Westerly winds and the Southern Ocean CO2 sink

The capacity of the Southern Ocean to absorb anthropogenic CO2 has recently been limited (according to some studies) by an observed increase in the strength of the Southern Hemisphere Westerly Winds (SHW). These are causing turbulent mixing which is drawing CO2 saturated waters from the deep ocean back to the surface, causing a net outgassing. This proposed positive climate feedback between winds and CO2 means that the ocean may no longer function as a net sink of CO2, driving up atmospheric greenhouse gases and accelerating rates of global warming. Thus, reconstructing past changes (and the range of natural variability), in the strength and position of the SHW, and evaluating whether the SHW have modulated the CO2 sink in the past, is now a major priority for palaeoclimate science.

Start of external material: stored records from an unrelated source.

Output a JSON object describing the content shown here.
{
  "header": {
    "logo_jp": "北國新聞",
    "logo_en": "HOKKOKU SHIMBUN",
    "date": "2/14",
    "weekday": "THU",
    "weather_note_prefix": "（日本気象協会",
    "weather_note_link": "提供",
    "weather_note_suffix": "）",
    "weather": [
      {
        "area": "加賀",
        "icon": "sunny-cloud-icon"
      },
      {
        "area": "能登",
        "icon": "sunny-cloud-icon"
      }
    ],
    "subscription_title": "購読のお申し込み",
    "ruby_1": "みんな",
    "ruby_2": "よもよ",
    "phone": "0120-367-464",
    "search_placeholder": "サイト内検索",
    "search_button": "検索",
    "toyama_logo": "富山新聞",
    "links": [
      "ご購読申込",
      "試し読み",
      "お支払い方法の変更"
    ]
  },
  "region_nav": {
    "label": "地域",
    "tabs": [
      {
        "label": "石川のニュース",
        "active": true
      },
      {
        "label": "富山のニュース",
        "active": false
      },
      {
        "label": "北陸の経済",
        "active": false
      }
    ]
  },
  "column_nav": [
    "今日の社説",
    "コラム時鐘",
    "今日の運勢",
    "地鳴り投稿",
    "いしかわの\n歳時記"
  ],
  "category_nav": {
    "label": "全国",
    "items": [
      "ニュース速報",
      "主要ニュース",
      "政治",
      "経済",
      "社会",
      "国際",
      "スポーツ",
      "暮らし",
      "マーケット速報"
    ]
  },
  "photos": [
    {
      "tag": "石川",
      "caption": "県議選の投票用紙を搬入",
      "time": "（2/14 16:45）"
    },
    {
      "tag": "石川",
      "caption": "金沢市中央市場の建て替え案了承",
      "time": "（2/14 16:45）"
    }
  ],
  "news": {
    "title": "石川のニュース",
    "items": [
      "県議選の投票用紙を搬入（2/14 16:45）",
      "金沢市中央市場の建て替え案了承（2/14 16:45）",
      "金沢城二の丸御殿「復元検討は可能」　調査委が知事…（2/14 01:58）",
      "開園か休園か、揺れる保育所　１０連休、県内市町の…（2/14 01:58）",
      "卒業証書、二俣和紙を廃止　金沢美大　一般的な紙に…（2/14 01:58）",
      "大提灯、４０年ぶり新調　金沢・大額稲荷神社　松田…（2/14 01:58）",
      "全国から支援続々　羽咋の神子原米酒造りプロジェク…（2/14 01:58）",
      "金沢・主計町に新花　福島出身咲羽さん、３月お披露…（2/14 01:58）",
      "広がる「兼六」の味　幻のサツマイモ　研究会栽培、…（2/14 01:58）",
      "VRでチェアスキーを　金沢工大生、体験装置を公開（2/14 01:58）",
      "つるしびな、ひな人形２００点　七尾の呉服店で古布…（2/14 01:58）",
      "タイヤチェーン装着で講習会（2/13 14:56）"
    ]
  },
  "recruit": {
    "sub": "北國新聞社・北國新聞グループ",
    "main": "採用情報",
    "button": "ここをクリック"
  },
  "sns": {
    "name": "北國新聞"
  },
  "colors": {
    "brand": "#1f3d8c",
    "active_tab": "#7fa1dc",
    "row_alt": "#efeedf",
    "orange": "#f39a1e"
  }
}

Recognising the urgency of this issue, De Vleeschouwer and ECOLAB have instigated a series of projects studying the history of the SHW around the Southern Ocean from changes in atmospheric dust deposition recorded in peat and lake sediments. So far, these records are from the northern-margin of the SHW at Amsterdam Island and Tierra del Fuego (IPEV-funded programmes: PARAD – PI F. De Vleeschouwer; and PALATIO – PI E. Michel/N. van der Putten, ANR JCJC PI FDV). However, there remains a major gap in our understanding of SHW behaviour in their core belt in the higher latitudes of the Southern Indian Ocean sector. This can be addressed by wind reconstructions from subantarctic islands which lie in the core belt of the SHW. Here we propose a sampling programme on the west coast of Ile de la Possession (Crozet Archipelago) which provides a representative site for the Southern Indian Ocean Sector. This will contribute to international initiatives to reconstruct the SHW in the other sectors (Atlantic, Pacific) to gain a better understanding of the zonal behaviour of the winds in their core-belt.

Our research involves analysing radiocarbon-dated peat and lake sediments for past changes in mineral aerosols/dust, and sea salt aerosol flux. We do this using geochemical methods (ITRAX core scanning and ICP-MS) together with novel biological proxies (diatom and testate amoebae), which record changes in salinity from wind-driven sea spray. A recent paper by our collaborators in Nature Geoscience has shown that, combined, these proxies provide reliable, independent, reconstructions of changing wind strength. We are focusing on reconstructing changes through the major transition into the current interglacial (last 15ka) and changes in the last 1000 years; periods associated with major shifts in atmospheric CO2 concentrations.

By using agreed international analytical protocols, our wind reconstructions will provide a reliable indicator of past SHW around the Southern Ocean that can be compared with records of CO2 and temperature (in ice cores), and past ocean upwelling (from marine sediment cores). Ultimately, the combined datasets will be compared with Global Climate Model simulations that will help us understand the drivers of past changes in the SHW and atmospheric CO2.